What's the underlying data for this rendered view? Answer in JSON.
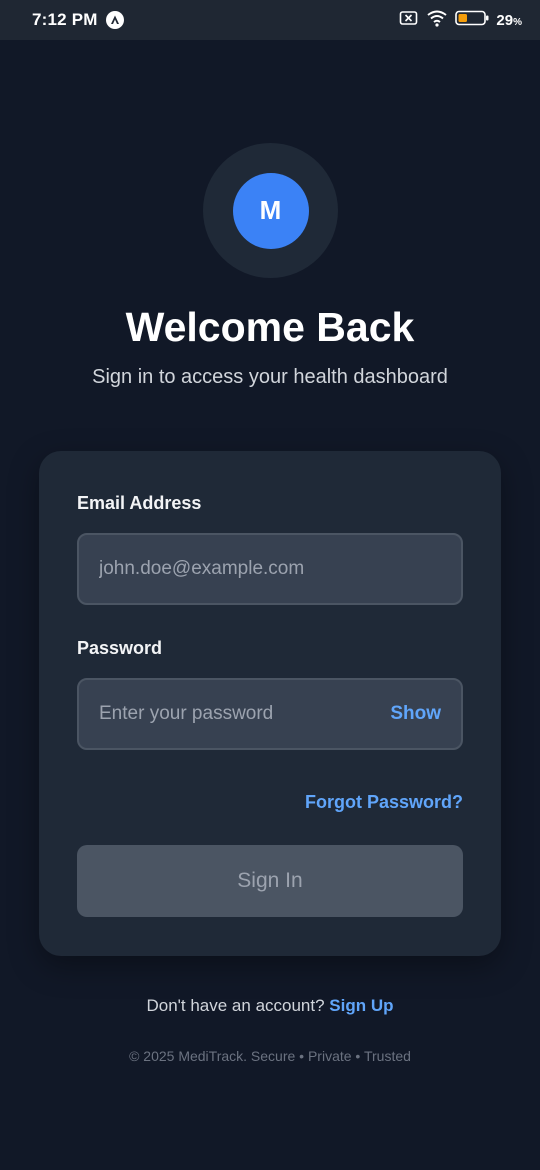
{
  "status_bar": {
    "time": "7:12 PM",
    "battery_value": "29",
    "battery_unit": "%",
    "icons": [
      "app-a-icon",
      "sim-off-icon",
      "wifi-icon",
      "battery-icon"
    ]
  },
  "logo": {
    "letter": "M",
    "color": "#3b82f6"
  },
  "header": {
    "title": "Welcome Back",
    "subtitle": "Sign in to access your health dashboard"
  },
  "form": {
    "email_label": "Email Address",
    "email_placeholder": "john.doe@example.com",
    "email_value": "",
    "password_label": "Password",
    "password_placeholder": "Enter your password",
    "password_value": "",
    "show_label": "Show",
    "forgot_label": "Forgot Password?",
    "signin_label": "Sign In"
  },
  "signup": {
    "prompt": "Don't have an account?",
    "link": "Sign Up"
  },
  "footer": {
    "text": "© 2025 MediTrack. Secure • Private • Trusted"
  },
  "colors": {
    "background": "#111827",
    "card": "#1f2937",
    "accent": "#60a5fa",
    "brand": "#3b82f6"
  }
}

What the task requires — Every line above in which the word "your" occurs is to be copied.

Expected answer —
    "subtitle": "Sign in to access your health dashboard"
    "password_placeholder": "Enter your password",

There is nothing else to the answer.